South Court Auditorium
Eisenhower Executive Office Building
12:29 P.M. EST
THE PRESIDENT: Good afternoon. I just had an opportunity to catch up with two small-business owners I met on the road in the last couple weeks. And the first was a very entrepreneurial woman named Pilar Guzman Zavala, and she’s in Florida, Miami. And Tim Eichinger, who is in Wisconsin. They have different businesses and live in different places, but both shared the same message with me when I spoke to them on the road, and that was American small businesses are hurting and hurting badly, and they need help now. And it’s in all of our interests to make sure they get the help now.
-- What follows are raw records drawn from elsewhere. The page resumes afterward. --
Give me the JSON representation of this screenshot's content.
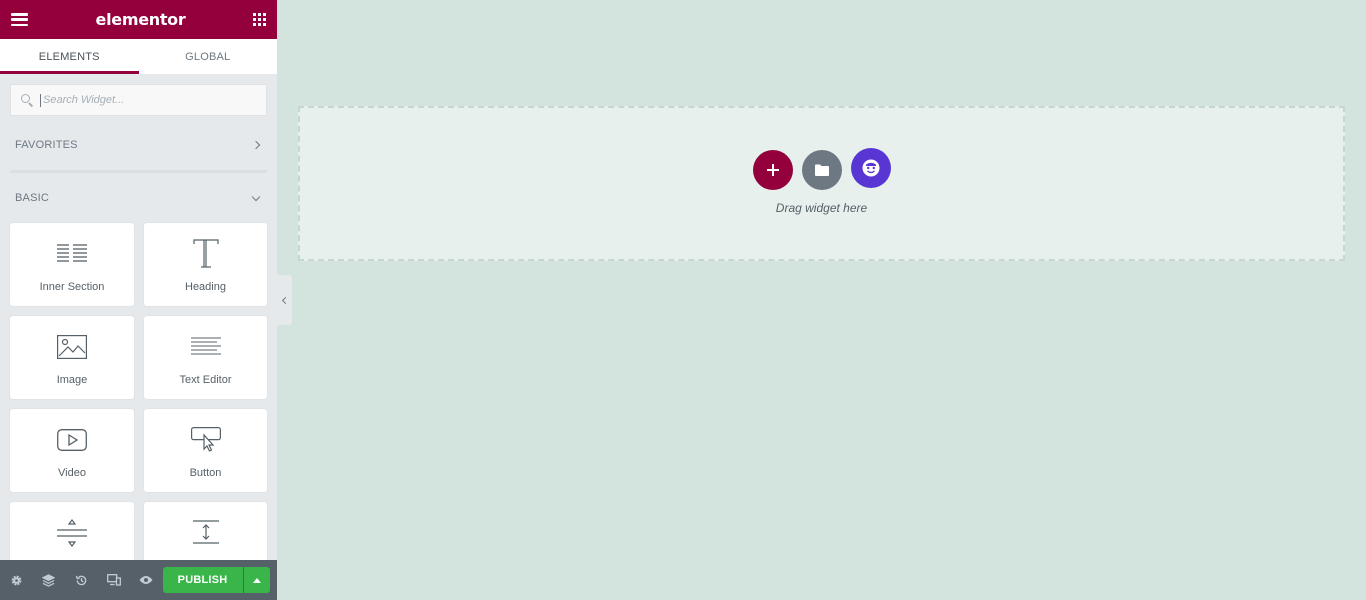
{
  "header": {
    "logo": "elementor",
    "menu_icon": "hamburger-icon",
    "apps_icon": "apps-grid-icon"
  },
  "tabs": [
    {
      "label": "ELEMENTS",
      "active": true
    },
    {
      "label": "GLOBAL",
      "active": false
    }
  ],
  "search": {
    "placeholder": "Search Widget...",
    "icon": "search-icon"
  },
  "categories": {
    "favorites": {
      "label": "FAVORITES",
      "icon": "chevron-right-icon"
    },
    "basic": {
      "label": "BASIC",
      "icon": "chevron-down-icon"
    }
  },
  "widgets": [
    {
      "label": "Inner Section",
      "icon": "inner-section-icon"
    },
    {
      "label": "Heading",
      "icon": "heading-icon"
    },
    {
      "label": "Image",
      "icon": "image-icon"
    },
    {
      "label": "Text Editor",
      "icon": "text-editor-icon"
    },
    {
      "label": "Video",
      "icon": "video-icon"
    },
    {
      "label": "Button",
      "icon": "button-icon"
    },
    {
      "label": "",
      "icon": "divider-icon"
    },
    {
      "label": "",
      "icon": "spacer-icon"
    }
  ],
  "footer": {
    "tools": [
      "settings-icon",
      "navigator-icon",
      "history-icon",
      "responsive-icon",
      "preview-icon"
    ],
    "publish_label": "PUBLISH",
    "publish_options_icon": "caret-up-icon"
  },
  "canvas": {
    "drop_text": "Drag widget here",
    "buttons": [
      "add-section-icon",
      "add-template-icon",
      "elementor-kit-icon"
    ]
  },
  "colors": {
    "brand": "#93003c",
    "publish": "#39b54a",
    "canvas_bg": "#d3e4de",
    "kit_purple": "#5936d4",
    "footer_bg": "#556068"
  }
}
Small businesses are the engines of our economic progress; they’re the glue and the heart and soul of our communities. But they’re getting crushed. Since the beginning of this pandemic, 400,000 small businesses have closed — 400,000 — and millions more are hanging by a thread.
It’s hurting black, Latino, and Asian American communities the hardest. Walk down any Main Street and you see it: empty storefronts, goodbye signs hanging in the windows. Maybe it’s the pizza place you used to take your family to dinner, or the hardware store that always had the tool you needed. It’s mom-and-pop shop that’s sponsored by — that is supported by the community, and then, in turn, they support the community. They sponsor a Little League team; the barber shop with the first dollar bill that he or she earned is still taped to the wall, along with a picture of the kids who are now in college.
These small businesses — not the ones with 500 employees, but these small businesses that, with a handful of folks, they are 90 percent of the businesses in America. But when the Paycheck Protection Program was passed, a lot of these mom-and-pop business just got muscled out of the way by bigger companies who jumped in front of the line.
And I want to be clear: The Paycheck Protection Program is a bipartisan effort; Democrats and Republicans helped pass it. But Democrats and Republicans have also voiced concerns about improving it. With their input, that’s what we’re doing in our administration: improving it.
In the last month, we’ve increased the share of funding for small businesses with fewer than 10 employees by nearly 60 percent. For businesses in rural communities, the share of funding is up nearly 30 percent since we came to office. And the share of funding distributed through banks that traditionally help minority-owned businesses is up more than 40 percent.